Part of Williams' first apology stressed her commitment to women's rights, because excuse-making for perpetrators of sex crimes tends to come across as un-sisterly. Her remarks were dissected by the women on "The View'' and, far more intelligently, by the posters and commenters at Jezebel.  

At about the same time, Bloomberg News released a story about other high school athletes committing a sexual assault, this time in a Colorado town. It illuminated, more completely and disturbingly than any of the Williams-related commentary, the injustice that these victims endure even after their attacks. The Colorado victim didn't consume alcohol before the assault, didn't pass out and didn't express interest in one of the attackers beforehand. The enablers still went after him. They'll always find a way.

And yes, "him" is correct. The victim was a 13-year-old boy working as a wrestling team manager, and according to the story, three older boys cornered him on a bus after it had cleared out, "bound him with duct tape and sodomized him with a pencil."

His father, the school principal, reported the attack to police after the school board's superintendent opted for a light penalty. He was ultimately forced out of his job, and the family had to leave town to escape harassment, according to Bloomberg.

Students protested against the victim at school, put "Go to Hell" stickers on his locker and wore T-shirts that supported the perpetrators. … "Nobody would help us," said the victim's father.

The story went on to describe an increase in sexually abusive hazing rituals by boys' sports teams.

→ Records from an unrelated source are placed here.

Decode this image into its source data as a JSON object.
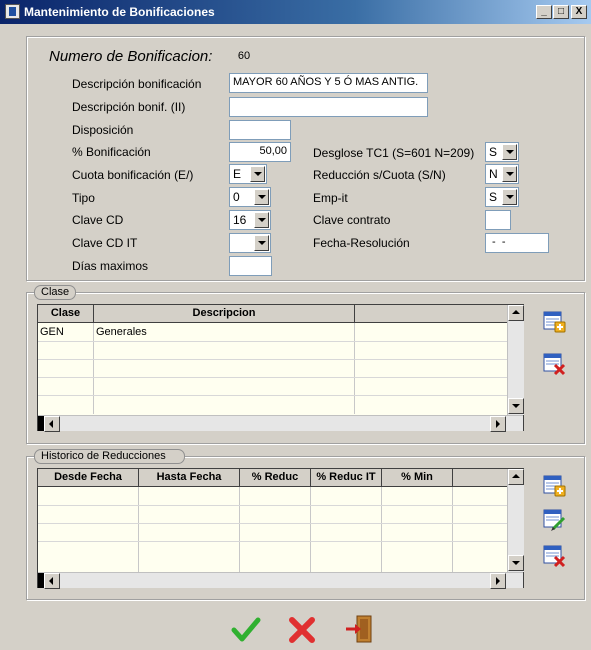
{
  "window": {
    "title": "Mantenimiento de Bonificaciones",
    "min_label": "_",
    "max_label": "□",
    "close_label": "X"
  },
  "form": {
    "numero_label": "Numero de Bonificacion:",
    "numero_value": "60",
    "descripcion_label": "Descripción  bonificación",
    "descripcion_value": "MAYOR 60 AÑOS Y 5 Ó MAS ANTIG.",
    "descripcion2_label": "Descripción bonif. (II)",
    "descripcion2_value": "",
    "disposicion_label": "Disposición",
    "disposicion_value": "",
    "porc_label": "% Bonificación",
    "porc_value": "50,00",
    "cuota_label": "Cuota bonificación (E/)",
    "cuota_value": "E",
    "tipo_label": "Tipo",
    "tipo_value": "0",
    "clavecd_label": "Clave CD",
    "clavecd_value": "16",
    "clavecdit_label": "Clave CD IT",
    "clavecdit_value": "",
    "dias_label": "Días maximos",
    "dias_value": "",
    "desglose_label": "Desglose  TC1 (S=601 N=209)",
    "desglose_value": "S",
    "reduccion_label": "Reducción s/Cuota (S/N)",
    "reduccion_value": "N",
    "empit_label": "Emp-it",
    "empit_value": "S",
    "clavecontrato_label": "Clave contrato",
    "clavecontrato_value": "",
    "fecharesol_label": "Fecha-Resolución",
    "fecharesol_value": " -  -"
  },
  "clase": {
    "legend": "Clase",
    "columns": [
      "Clase",
      "Descripcion",
      ""
    ],
    "rows": [
      {
        "clase": "GEN",
        "descripcion": "Generales"
      }
    ]
  },
  "historico": {
    "legend": "Historico de Reducciones",
    "columns": [
      "Desde Fecha",
      "Hasta Fecha",
      "% Reduc",
      "% Reduc IT",
      "% Min",
      ""
    ]
  },
  "icons": {
    "clase_add": "add-record-icon",
    "clase_delete": "delete-record-icon",
    "hist_add": "add-record-icon",
    "hist_edit": "edit-record-icon",
    "hist_delete": "delete-record-icon",
    "accept": "green-check-icon",
    "cancel": "red-x-icon",
    "exit": "exit-door-icon"
  },
  "colors": {
    "title_gradient_start": "#0a246a",
    "grid_background": "#fffff0",
    "window_background": "#d4d0c8"
  }
}
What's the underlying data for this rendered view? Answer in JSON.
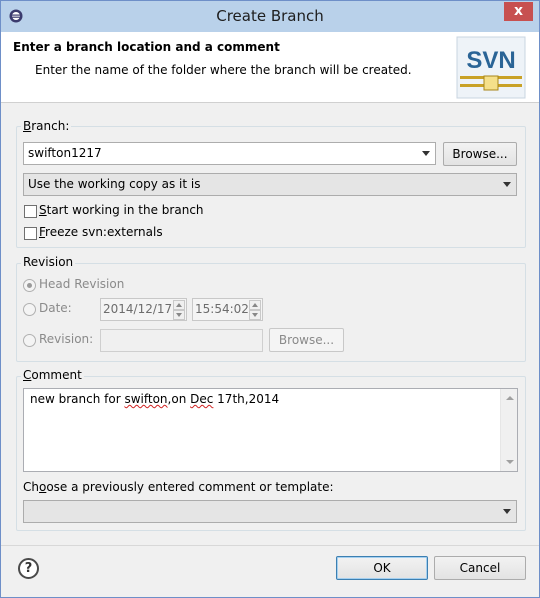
{
  "window": {
    "title": "Create Branch",
    "close_glyph": "x"
  },
  "header": {
    "title": "Enter a branch location and a comment",
    "description": "Enter the name of the folder where the branch will be created.",
    "logo_text": "SVN"
  },
  "branch": {
    "group_label_mn": "B",
    "group_label_rest": "ranch:",
    "location_value": "swifton1217",
    "browse_label": "Browse...",
    "copy_source": "Use the working copy as it is",
    "start_working_mn": "S",
    "start_working_rest": "tart working in the branch",
    "start_working_checked": false,
    "freeze_mn": "F",
    "freeze_rest": "reeze svn:externals",
    "freeze_checked": false
  },
  "revision": {
    "group_label": "Revision",
    "head_label": "Head Revision",
    "date_label": "Date:",
    "date_value": "2014/12/17",
    "time_value": "15:54:02",
    "revision_label": "Revision:",
    "revision_value": "",
    "browse_label": "Browse...",
    "selected": "head"
  },
  "comment": {
    "group_label_mn": "C",
    "group_label_rest": "omment",
    "text_pre": "new branch for ",
    "text_w1": "swifton",
    "text_mid": ",on ",
    "text_w2": "Dec",
    "text_post": " 17th,2014",
    "template_label_pre": "Ch",
    "template_label_mn": "o",
    "template_label_post": "ose a previously entered comment or template:",
    "template_value": ""
  },
  "footer": {
    "help_glyph": "?",
    "ok_label": "OK",
    "cancel_label": "Cancel"
  },
  "colors": {
    "titlebar": "#b9d1ea",
    "close_button": "#c75050",
    "svn_logo": "#2a6496"
  }
}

In one case, an Illinois team allegedly sodomized players with sticks and their fingers with the support of their coach, who has been arrested on three misdemeanor charges.

These cases, including the one in Steubenville, all center on sadistic expressions of power and bonding through antisocial behavior. The worst enablers respect the perpetrators as winners, and see the victims as weak, unable to protect themselves and, if they speak out, as whiney threats to a competitive culture.

The girl in Ohio and the boy in Colorado were treated very similarly. Shortly after the guilty verdicts came down in Steubenville, two girls were arrested for threatening the victim. In Norwood, Colo., a mother of one of the accused allegedly paid to print up T-shirts supporting him and his cohorts. A waitress interviewed in the town told Bloomberg: "How you going to be tough if you don't get bullied sometimes?"

All of it sounds reminiscent of the rape case in Glen Ridge, N.J., where a group of football players assaulted a mentally impaired girl with a broomstick and a baseball bat. She was maligned as promiscuous. One athlete, who did not participate, was labeled a snitch after hearing about the rape and ultimately reporting it.  

The Glen Ridge rape occurred 24 years ago, and the convictions came down almost 20 years to the day before the Steubenville verdict. It's tempting to say nothing has changed, but that's probably not true. If Bloomberg's research is accurate, the problem has expanded. The girl in Steubenville found justice fairly quickly, but only because her assailants performed for a camera.

Williams surely doesn't want to be one of the enablers, using her enormous influence to bully victims into silence. Since the Rolling Stone interview went public, she has contacted the Steubenville victim and her mother, whose family spokesman praised the tennis star for apologizing and for her interest in speaking out against rape.

We could parse her two apologies endlessly, the flaws of the first one clearly necessitating the second. We could demand to know what exactly she plans to do to speak out against rape, other than to make statements that protect her marketability as an athlete and preserve her image as a strong woman.

But, as the Bloomberg report shows, this issue requires a lot more than scrutinizing celebrities, and it is not even exclusively about women. It demeans the topic to keep discussing it through the prism of a tennis star.

If the thirst for women tearing down women must be satisfied, then let's fill up on the boyfriend gossip. It can all be found in the shallow end of this information pool. There isn't a deep end.